Hall of Fame trainer Bill Mott announced on Tuesday that Kentucky Derby (G1) winner Country House will not head to Baltimore for the Preakness Stakes (G1) on May 18.
“He developed a little bit of a cough this morning,” Mott said via by telephone according to David Grenig of the Daily Racing Form. “He appetite is good. He doesn’t have a fever. But he’s coughing. We drew blood. He’s acting like he’s going to get sick. He’s off the training list, and if he’s off the training list he’s off the Preakness list.”
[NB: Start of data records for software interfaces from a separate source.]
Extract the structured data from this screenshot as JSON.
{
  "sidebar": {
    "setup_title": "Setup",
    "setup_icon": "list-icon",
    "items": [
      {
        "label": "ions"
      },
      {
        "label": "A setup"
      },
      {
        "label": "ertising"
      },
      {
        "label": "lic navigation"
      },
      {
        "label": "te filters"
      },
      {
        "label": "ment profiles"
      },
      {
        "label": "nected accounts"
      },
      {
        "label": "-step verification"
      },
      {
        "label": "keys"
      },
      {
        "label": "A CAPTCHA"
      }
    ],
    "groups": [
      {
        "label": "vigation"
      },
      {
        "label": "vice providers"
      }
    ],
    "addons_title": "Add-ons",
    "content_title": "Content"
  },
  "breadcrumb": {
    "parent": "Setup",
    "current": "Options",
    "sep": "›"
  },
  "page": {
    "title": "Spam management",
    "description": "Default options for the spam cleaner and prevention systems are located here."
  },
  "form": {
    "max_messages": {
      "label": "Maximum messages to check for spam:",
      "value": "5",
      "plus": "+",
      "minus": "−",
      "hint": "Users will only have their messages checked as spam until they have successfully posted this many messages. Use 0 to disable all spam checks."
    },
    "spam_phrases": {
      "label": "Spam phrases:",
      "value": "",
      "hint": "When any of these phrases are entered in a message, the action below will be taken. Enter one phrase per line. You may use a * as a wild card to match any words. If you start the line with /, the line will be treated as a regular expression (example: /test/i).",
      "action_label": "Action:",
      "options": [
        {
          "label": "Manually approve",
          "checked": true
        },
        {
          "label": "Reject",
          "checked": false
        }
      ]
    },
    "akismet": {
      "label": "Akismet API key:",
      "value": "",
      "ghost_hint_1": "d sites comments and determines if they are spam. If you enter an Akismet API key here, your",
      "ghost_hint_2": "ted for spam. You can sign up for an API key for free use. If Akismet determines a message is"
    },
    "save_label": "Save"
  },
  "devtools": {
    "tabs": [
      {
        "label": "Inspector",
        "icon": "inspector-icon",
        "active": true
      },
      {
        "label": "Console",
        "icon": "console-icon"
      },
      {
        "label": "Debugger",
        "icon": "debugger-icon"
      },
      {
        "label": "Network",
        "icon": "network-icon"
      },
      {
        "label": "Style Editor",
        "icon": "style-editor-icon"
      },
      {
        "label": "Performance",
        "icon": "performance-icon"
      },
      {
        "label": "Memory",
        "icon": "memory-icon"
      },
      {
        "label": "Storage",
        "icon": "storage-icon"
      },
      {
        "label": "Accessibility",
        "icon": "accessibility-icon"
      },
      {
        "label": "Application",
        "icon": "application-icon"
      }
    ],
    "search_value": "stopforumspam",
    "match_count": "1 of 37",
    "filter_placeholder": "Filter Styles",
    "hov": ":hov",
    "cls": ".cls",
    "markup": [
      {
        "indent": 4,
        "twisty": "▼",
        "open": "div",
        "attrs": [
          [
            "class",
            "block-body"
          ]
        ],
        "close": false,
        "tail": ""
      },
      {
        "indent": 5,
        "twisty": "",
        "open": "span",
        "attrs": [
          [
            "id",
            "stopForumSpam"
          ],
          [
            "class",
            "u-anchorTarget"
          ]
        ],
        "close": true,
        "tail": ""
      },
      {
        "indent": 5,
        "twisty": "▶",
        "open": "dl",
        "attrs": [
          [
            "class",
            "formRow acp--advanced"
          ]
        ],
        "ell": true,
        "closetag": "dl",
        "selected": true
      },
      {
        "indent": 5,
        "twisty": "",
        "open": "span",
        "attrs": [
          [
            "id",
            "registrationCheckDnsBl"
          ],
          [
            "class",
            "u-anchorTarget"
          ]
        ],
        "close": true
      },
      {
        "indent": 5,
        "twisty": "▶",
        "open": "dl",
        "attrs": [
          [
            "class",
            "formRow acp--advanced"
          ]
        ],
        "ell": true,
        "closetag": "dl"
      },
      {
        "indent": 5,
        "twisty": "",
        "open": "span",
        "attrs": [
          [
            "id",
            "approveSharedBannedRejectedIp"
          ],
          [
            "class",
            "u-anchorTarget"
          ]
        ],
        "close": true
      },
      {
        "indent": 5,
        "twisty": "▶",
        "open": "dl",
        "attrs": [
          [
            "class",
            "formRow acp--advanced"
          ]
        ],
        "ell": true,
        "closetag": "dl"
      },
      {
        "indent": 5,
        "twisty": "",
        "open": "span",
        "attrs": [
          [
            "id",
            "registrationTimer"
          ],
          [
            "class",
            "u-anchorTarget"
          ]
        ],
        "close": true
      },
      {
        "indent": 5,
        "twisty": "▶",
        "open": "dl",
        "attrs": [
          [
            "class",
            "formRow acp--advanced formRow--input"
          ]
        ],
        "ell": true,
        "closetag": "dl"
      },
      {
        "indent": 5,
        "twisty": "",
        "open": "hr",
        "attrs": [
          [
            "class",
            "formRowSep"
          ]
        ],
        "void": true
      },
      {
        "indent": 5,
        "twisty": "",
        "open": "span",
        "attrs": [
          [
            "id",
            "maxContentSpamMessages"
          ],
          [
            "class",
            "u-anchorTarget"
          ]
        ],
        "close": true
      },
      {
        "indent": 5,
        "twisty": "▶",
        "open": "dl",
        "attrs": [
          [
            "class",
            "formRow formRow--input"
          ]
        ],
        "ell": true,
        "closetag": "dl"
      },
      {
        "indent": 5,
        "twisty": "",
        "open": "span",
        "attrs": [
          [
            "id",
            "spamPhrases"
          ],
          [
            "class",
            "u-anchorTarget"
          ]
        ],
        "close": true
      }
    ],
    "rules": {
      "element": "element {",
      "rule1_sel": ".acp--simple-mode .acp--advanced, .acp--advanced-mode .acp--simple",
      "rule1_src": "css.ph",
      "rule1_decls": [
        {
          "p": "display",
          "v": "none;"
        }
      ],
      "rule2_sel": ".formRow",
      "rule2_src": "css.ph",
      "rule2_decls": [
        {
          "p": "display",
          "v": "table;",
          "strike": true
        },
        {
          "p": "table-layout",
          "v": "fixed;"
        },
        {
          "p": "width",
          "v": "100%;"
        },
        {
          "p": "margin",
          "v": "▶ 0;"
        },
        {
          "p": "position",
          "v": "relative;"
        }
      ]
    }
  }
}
Country House was the beneficiary of the disqualification of Maximum Security, who crossed the wire first but veered in and interfered with War of Will, starting a chain reaction that also affected Long Range Toddy and Bodexpress.
After a 22-minute delay, the stewards disqualified Maximum Security and placed him 17th, behind the finish of the affected horses.
It was the first disqualification of the winner of the Kentucky Derby for interference in the 145-year history of the race.
Country House returned $132.40, the second biggest price in the history of the Kentucky Derby. Only Donerail, who paid $184.90 in 1913.
Gary West, the owner of Maximum Security appealed to the Kentucky Horse Racing Commission (KHRC), but his appeal of the Churchill Downs stewards’ decision was denied.
2019 Kentucky Derby Replay
West may not be done and may appeal in federal court.
In addition to Maximum Security and Country House, trainer Shug McGaughey announced this morning that Code of Honor, who was placed second in the Kentucky Derby will also miss the Preakness. His target likely will be the Dwyer Stakes (G3) at a mile at Belmont Park on July 7.
For the latest Preakness Stakes odds check out USRacing.
The defections leave the Preakness Stakes wide open. Among the favorites at this point likely will be War of Will, Improbable and possibly Tacitus, who is trained by Mott who seemed unlikely to run in the Preakness. However, with Country House now out, Mott could change his mind.